William Hague is hosting a press conference on Libya this very minute at the Foreign Office, amid concerns that the campaign is bogged down in what America’s Admiral Mike Mullen has called a “stalemate“.
This was not what David Cameron expected earlier in the year, when the prime minister – caught up by the excitement of the Arab Spring – privately anticipated a more decisive action.
Instead, the general spirit was in line with Lord Copper’s advice (in Evelyn Waugh’s novel Scoop) where the newspaper proprietor outlines his policy for a war in the (fictional) north African country of Ishmaelia.
“A few sharp victories, some conspicuous acts of personal bravery on the Patriot side and a colourful entry into the capital. That is The Beast policy for the war… We shall expect the first victory about the middle of July.
Remember that the patriots are in the right and are going to win. The Beast stands by them foursquare. But they must win quickly. The British public has no interest in a war that drags on indecisively”
There is a must-read column in today’s Daily Telegraph where Con Coughlin explains the situation in stark detail.
He also claims that Liam Fox, defence secretary, is already preparing a dossier of emails, memos and letters that were sent to Downing St expressing caution against an open-ended military commitment. This, claims Coughlin, is Fox’s preparation for an “inevitable post-mortem” in Whitehall.
UPDATE: Fox’s aides have now been on the phone to insist that this is nonsense: “He has always supported campaign, there has never been a point where he hasn’t supported it.” And they have put out a written statement, saying: “Any suggestion of divisions between senior ministers is simply untrue. No such dossier exists.”
(I’m not sure I agree with the premise that all senior ministers agree on this; one I have spoken to thinks the whole enterprise is disastrous, and blames the ‘neo-con’ fervour of Michael Gove and others for entering Libya in the first place).
Hague has today announced the release of £91m of frozen assets to be used by the rebels. That indicates a deepening of involvement rather than the reverse. Ditto, the foreign secretary repeated his claim that this campaign would take as long as it takes – and that Britain can afford to continue ad infinitum.

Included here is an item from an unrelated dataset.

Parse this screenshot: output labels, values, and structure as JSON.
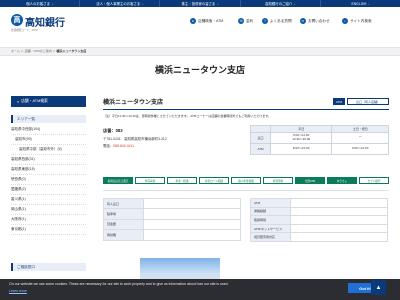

Gary Gibbon of Channel 4 just asked Hague about MoD concerns – but the question was not answered directly. Here is our ft.com news story on the announcement.
Here is another thought for consideration: Why is it that right-wing MPs and strategists are opposed to the coalition’s Dfid policy of maintaining aid to developing countries – but are much less critical of the war in Libya, an expensive campaign designed for the same outcome (savings lives in Africa)?